### MATERIAL SHOWN
● ● ● ● ●
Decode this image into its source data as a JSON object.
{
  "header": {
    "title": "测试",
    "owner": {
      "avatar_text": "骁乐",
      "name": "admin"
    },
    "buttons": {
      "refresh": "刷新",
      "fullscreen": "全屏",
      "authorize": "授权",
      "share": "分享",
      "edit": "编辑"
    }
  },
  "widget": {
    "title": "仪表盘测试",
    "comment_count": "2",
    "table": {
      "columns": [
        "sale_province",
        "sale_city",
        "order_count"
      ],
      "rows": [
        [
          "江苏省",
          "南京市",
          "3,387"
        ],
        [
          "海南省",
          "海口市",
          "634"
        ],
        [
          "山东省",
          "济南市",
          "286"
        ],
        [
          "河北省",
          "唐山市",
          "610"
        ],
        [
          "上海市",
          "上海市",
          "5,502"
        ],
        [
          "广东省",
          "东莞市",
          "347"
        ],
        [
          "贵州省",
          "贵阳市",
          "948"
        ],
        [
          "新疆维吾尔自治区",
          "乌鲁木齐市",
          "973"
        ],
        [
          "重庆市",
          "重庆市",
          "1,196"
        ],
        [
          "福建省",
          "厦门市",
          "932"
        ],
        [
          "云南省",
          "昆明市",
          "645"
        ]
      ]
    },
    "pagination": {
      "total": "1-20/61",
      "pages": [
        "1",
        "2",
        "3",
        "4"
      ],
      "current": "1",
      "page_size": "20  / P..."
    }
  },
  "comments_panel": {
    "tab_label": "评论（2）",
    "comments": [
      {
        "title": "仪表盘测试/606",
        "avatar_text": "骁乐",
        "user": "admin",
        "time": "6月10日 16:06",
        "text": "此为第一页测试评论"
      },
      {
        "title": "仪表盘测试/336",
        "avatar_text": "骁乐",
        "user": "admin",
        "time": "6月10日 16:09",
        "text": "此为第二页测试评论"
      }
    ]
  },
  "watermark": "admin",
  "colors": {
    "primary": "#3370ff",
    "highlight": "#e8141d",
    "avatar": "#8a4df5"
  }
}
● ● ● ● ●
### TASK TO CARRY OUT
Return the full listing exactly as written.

### WRITTEN REPLY
Decode this image into its source data as a JSON object.
{
  "header": {
    "title": "测试",
    "owner": {
      "avatar_text": "骁乐",
      "name": "admin"
    },
    "buttons": {
      "refresh": "刷新",
      "fullscreen": "全屏",
      "authorize": "授权",
      "share": "分享",
      "edit": "编辑"
    }
  },
  "widget": {
    "title": "仪表盘测试",
    "comment_count": "2",
    "table": {
      "columns": [
        "sale_province",
        "sale_city",
        "order_count"
      ],
      "rows": [
        [
          "江苏省",
          "南京市",
          "3,387"
        ],
        [
          "海南省",
          "海口市",
          "634"
        ],
        [
          "山东省",
          "济南市",
          "286"
        ],
        [
          "河北省",
          "唐山市",
          "610"
        ],
        [
          "上海市",
          "上海市",
          "5,502"
        ],
        [
          "广东省",
          "东莞市",
          "347"
        ],
        [
          "贵州省",
          "贵阳市",
          "948"
        ],
        [
          "新疆维吾尔自治区",
          "乌鲁木齐市",
          "973"
        ],
        [
          "重庆市",
          "重庆市",
          "1,196"
        ],
        [
          "福建省",
          "厦门市",
          "932"
        ],
        [
          "云南省",
          "昆明市",
          "645"
        ]
      ]
    },
    "pagination": {
      "total": "1-20/61",
      "pages": [
        "1",
        "2",
        "3",
        "4"
      ],
      "current": "1",
      "page_size": "20  / P..."
    }
  },
  "comments_panel": {
    "tab_label": "评论（2）",
    "comments": [
      {
        "title": "仪表盘测试/606",
        "avatar_text": "骁乐",
        "user": "admin",
        "time": "6月10日 16:06",
        "text": "此为第一页测试评论"
      },
      {
        "title": "仪表盘测试/336",
        "avatar_text": "骁乐",
        "user": "admin",
        "time": "6月10日 16:09",
        "text": "此为第二页测试评论"
      }
    ]
  },
  "watermark": "admin",
  "colors": {
    "primary": "#3370ff",
    "highlight": "#e8141d",
    "avatar": "#8a4df5"
  }
}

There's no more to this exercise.